By Kate Hunger
After her teenage son was caught vaping twice last school year, Physician Assistant Studies Assistant Professor/Clinical Tammy Harris, MPAS, PA-C, spent a lot of time thinking about ways to address the increasing use of e-cigarettes among youth.
“They are so influenced by their peers,” she said.
She thought back to a study involving respiratory care students in the School of Health Professions that used inflatable snorkel vests to simulate restricted lung disease. She wondered if it would be possible to create a vaping intervention using similar vests to demonstrate to teenagers the potential impact vaping could have on their ability to breathe.
“Why don’t we come up with a program we can implement at the high school and middle school level?” Harris recalled thinking.
The results of her inspiration are the Vaping Assessment, Prevention, and Education Project (VAPE), a study funded by a seed grant through Linking Interprofessional Networks for Collaboration (LINC), a UT Health San Antonio effort to foster interprofessional education. The project is intended to educate youth about e-cigarette addiction, safety, and possible health issues, as well as change attitudes about and behavior related to vaping, all while advancing interprofessional collaboration.
The issue is a pressing one: The 2018 National Youth Tobacco Survey found a 78% increase in e-cigarette use reported by high school students. The research team’s proposal noted that while there aren’t long-term studies on the effect of chronic e-cigarette use, “current literature supports the potential pulmonary, cardiac, and abnormal brain disturbances e-cigarettes impact on the younger population.”
Harris is one of seven researchers on the project. Her co-principal investigator is Ryan Van Ramshorst, M.D., chief medical officer for Texas Medicaid and the Child Health Insurance Program (CHIP) and assistant professor in the Department of Pediatrics in the Long School of Medicine. The research team includes UT Health San Antonio students as well as the following associate investigators:
• Leticia Bland, DHsc, MPAS, PA-C, admissions chair and assistant professor/clinical, Department of Physician Assistant Studies
• Roland Paquette, MPAS, PA-C, associate academic coordinator, and assistant professor, Department of Physician Assistant Studies
• Meredith Quinene, DHSc, MPAS, PA-C, academic coordinator, and assistant professor, Department of Physician Assistant Studies
• Thomas Stokes, Jr., M.Ed, RRT, assistant professor, Department of Respiratory Care
• Sandeep Subramanian, BPTh, Ph.D., assistant professor, Department of Physical Therapy
The research team will recruit between 200 and 400 high school students from Northside Independent School District and Judson Independent School District to participate in the study.
Participants take a pre-survey and then will be divided into two groups. Both groups will receive information about vaping and one group also will receive the inflatable vest intervention to simulate restricted lung disease.
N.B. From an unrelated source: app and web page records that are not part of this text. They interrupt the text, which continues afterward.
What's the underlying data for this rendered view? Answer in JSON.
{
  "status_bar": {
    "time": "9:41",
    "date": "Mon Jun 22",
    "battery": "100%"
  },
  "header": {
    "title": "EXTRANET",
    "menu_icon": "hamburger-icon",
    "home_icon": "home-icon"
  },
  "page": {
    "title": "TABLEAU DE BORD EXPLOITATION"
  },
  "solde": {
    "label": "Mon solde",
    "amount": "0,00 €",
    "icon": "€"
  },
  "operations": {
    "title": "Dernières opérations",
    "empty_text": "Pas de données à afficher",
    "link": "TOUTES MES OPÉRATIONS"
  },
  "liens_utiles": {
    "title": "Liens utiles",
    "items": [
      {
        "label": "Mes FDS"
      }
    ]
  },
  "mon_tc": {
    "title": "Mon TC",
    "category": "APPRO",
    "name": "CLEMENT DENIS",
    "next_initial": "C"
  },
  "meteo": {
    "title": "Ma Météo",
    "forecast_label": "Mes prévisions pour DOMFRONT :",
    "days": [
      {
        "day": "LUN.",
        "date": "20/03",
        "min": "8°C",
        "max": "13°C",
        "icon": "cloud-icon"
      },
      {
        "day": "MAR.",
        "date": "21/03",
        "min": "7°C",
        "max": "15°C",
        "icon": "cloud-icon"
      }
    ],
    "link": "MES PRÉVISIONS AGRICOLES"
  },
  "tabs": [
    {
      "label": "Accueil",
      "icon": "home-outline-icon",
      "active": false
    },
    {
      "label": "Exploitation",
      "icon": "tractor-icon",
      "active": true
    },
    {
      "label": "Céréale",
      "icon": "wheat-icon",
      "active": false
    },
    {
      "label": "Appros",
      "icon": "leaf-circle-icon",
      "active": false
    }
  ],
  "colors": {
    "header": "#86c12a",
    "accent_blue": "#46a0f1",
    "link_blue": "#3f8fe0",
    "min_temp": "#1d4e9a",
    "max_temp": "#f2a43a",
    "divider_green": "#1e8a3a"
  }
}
Participants will then retake the survey.
“Our hope is if we can show our intervention is effective, this is something we can take to other school districts,” Harris said.
Harris said the team plans to conduct the on-campus study by October, with results available this fall.